## What is required
In the entries below, find every line with "icon" and copy it.

## Records to process

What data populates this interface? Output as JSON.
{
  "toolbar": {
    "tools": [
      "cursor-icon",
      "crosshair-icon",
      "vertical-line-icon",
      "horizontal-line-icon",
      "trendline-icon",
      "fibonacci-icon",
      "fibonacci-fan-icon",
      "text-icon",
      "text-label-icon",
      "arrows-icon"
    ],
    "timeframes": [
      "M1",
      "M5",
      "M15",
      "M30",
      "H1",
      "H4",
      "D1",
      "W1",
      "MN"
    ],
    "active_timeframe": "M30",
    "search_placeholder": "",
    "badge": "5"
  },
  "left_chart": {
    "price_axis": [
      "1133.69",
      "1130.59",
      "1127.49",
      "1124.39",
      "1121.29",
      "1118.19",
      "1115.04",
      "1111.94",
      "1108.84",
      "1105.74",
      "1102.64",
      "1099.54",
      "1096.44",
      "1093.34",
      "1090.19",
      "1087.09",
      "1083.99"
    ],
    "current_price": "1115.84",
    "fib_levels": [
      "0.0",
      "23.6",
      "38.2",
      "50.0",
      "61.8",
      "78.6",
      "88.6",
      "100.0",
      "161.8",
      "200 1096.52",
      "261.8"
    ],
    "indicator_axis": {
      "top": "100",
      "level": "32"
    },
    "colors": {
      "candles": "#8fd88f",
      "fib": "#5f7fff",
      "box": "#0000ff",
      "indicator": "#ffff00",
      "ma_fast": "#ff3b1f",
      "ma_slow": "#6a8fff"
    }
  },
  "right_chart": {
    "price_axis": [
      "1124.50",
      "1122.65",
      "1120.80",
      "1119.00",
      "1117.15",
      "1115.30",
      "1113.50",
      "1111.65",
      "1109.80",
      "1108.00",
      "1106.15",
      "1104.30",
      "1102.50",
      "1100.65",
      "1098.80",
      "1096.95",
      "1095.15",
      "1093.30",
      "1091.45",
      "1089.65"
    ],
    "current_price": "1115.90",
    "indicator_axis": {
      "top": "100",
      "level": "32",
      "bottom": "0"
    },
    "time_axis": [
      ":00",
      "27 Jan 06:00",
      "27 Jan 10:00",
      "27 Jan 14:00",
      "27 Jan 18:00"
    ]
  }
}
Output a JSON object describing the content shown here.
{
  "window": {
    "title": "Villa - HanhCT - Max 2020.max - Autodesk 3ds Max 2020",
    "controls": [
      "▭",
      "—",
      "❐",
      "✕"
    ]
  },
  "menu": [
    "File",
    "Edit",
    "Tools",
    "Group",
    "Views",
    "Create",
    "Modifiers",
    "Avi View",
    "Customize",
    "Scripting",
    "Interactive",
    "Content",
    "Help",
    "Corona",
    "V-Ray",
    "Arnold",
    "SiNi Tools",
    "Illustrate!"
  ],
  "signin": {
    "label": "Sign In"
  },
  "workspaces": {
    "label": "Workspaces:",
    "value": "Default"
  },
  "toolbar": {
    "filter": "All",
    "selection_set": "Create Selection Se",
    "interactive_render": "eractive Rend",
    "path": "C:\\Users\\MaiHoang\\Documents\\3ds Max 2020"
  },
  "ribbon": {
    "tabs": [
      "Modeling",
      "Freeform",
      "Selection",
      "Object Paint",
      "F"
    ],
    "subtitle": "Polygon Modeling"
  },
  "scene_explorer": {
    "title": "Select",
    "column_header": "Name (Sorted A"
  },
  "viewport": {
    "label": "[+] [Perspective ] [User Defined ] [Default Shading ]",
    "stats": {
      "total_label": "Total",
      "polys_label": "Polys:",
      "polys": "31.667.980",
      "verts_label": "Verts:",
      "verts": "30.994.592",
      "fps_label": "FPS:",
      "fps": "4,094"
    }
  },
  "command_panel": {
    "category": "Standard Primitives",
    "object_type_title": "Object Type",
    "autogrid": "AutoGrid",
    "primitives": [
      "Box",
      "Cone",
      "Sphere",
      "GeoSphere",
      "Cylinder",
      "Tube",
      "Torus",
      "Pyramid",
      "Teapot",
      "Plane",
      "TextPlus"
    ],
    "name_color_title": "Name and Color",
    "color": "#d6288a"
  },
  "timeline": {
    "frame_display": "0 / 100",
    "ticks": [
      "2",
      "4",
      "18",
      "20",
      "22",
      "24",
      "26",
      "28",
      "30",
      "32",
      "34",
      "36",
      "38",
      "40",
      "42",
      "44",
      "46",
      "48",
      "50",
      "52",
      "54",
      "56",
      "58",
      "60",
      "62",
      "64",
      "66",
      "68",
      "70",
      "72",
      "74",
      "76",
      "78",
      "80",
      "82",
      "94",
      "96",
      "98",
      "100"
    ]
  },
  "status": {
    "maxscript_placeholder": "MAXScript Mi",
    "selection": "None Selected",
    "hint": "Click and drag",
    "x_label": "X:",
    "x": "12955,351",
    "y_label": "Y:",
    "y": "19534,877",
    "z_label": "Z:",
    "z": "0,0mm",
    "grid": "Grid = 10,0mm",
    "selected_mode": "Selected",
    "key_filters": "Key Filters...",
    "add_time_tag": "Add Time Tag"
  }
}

## Solution
      "cursor-icon",
      "crosshair-icon",
      "vertical-line-icon",
      "horizontal-line-icon",
      "trendline-icon",
      "fibonacci-icon",
      "fibonacci-fan-icon",
      "text-icon",
      "text-label-icon",
      "arrows-icon"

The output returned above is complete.